Spider tortoises are small in stature, stealthy and a critically endangered species worth saving. I have always had a fondness for this tortoise, but I didn’t quite realize exactly how stealthy they could be until the morning of July 5. As keeper Robin Saunders and I conducted our morning rounds at the Smithsonian's National Zoo's Reptile Discovery Center, we stood in front of the spider tortoise enclosure, mesmerized by a "surprise" new addition to our Zoo family. Among the adults was a teeny, tiny tortoise — slightly larger than a quarter — exploring their shared habitat. In comparison, the adults are about the size of a grapefruit.
At first, neither of us could believe what we were seeing. It had been five years since our last successful hatching. Following the death of her mate, our female had lived alone and was only introduced to her new exhibit mates within the last year. Another complicating factor is the conditions needed for successful incubation. Spider tortoise eggs can be difficult to hatch in human care, in part because they must be incubated, cooled and incubated again during the embryo's development.
In the past, we went to great lengths to create these “diapause” conditions. This year, it seemed our female was one step ahead of us. After breeding with one of the males, our crafty mother chose to lay her egg at a spot in the habitat where the temperature is cooler. It just so happened that this area provided enough temperature fluctuation to successfully mimic diapause!
Mom hid her egg under a potted cactus, obscuring the keepers’ view of it. Upon seeing our new arrival, our team reviewed our records. Even though we did not observe egg laying or hatching first hand, there were some clues in our notes that spider tortoise breeding was afoot: digging, breeding attempts and an increase in activity. Piecing together our timeline, we suspect that mom laid this egg sometime in January 2020.
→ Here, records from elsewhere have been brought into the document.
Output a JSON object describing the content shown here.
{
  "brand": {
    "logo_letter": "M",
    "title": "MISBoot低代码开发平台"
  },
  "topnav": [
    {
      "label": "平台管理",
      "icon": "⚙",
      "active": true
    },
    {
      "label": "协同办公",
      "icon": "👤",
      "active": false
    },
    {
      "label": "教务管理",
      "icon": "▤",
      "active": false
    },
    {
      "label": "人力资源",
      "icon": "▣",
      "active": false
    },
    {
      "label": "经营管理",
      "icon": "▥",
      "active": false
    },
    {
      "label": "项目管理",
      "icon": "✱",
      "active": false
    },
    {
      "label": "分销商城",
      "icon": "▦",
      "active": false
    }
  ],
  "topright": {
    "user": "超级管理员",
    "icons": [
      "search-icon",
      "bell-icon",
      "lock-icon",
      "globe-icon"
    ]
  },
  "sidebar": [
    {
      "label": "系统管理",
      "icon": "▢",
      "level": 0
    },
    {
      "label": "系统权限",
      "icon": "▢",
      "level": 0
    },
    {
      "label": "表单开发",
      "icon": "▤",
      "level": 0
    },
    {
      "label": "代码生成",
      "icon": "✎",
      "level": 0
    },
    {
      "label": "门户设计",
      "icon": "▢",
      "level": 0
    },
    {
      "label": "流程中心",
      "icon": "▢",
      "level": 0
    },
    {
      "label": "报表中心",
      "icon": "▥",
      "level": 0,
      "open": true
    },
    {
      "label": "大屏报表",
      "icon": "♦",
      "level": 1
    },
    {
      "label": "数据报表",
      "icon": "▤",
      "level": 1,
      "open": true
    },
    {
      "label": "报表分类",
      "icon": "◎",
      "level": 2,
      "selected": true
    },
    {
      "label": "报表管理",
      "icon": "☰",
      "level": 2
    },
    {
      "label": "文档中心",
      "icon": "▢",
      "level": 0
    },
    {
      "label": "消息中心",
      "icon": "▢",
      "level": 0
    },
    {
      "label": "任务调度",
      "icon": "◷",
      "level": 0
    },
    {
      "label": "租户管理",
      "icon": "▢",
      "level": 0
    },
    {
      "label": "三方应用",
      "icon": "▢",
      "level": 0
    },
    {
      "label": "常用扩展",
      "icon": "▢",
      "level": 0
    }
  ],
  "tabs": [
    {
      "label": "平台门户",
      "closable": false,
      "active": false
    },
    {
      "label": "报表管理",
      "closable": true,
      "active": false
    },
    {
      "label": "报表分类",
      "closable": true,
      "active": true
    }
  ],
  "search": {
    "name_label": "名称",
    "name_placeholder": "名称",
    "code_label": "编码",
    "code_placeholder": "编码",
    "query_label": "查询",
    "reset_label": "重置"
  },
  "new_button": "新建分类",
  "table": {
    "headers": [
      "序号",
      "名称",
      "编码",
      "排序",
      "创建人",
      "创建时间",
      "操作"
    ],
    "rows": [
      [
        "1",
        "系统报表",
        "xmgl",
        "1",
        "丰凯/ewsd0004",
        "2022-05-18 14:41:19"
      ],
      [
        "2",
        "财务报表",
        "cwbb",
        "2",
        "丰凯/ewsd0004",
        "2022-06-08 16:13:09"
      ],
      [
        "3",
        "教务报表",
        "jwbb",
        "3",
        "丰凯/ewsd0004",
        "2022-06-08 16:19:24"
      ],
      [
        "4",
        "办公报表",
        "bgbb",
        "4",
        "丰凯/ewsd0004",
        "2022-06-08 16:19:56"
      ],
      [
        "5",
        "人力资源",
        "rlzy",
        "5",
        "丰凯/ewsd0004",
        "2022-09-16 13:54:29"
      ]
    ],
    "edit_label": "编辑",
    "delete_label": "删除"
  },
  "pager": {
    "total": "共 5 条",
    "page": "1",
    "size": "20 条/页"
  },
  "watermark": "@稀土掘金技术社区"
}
When spider tortoises hatch, they are on their own. Neither parent provides for their young. Keepers step in to feed the hatchling a miniature meal of salad and mushrooms — the tortoises’ favorite food. Two times per week, we soak the hatchling in a shallow bowl to help it stay hydrated. So far, it appears to be doing well and spends its days sleeping, digging in the sand and hiding out of view. One detail that we won’t know for a while is the hatchling’s sex. Spider tortoises show no sexual dimorphism when they are young. It may even be 12 to 15 years before we confirm if it is a male or female.
Every new hatchling is cause for celebration. Most of the population data suggests that spider tortoises will go extinct from the wild in Madagascar within the next 100 years. This species faces an uncertain future in its native habitat, Madagascar’s unique Spiny Forest. The Spiny Forest is a harsh ecosystem, which means that species must be highly specialized to survive there. The ecological changes and alterations to this ecosystem by humans are causing a steady population decline. In addition, the small size of these tortoises and their beautiful shell patterns make them popular to illegally collect for the pet trade and food markets around the world.
Every single species of plant and animal on this amazing planet exists for a reason and should have the opportunity to live and thrive. Thankfully, our partners at the Turtle Survival Alliance Madagascar are working in that country and with zoos around the world to protect and rebuild the dwindling spider tortoise population. However, it will take everyone’s involvement in one way or another to keep species like the spider tortoise from becoming extinct. You can help these tortoises, too, by refraining from purchasing animals or animal products that were taken out of Madagascar. The arrival of the Zoo’s "surprise" spider tortoise hatchling is reason to be optimistic that we can change their future on this planet for the better.
This story appears in the September 2020 issue of National Zoo News.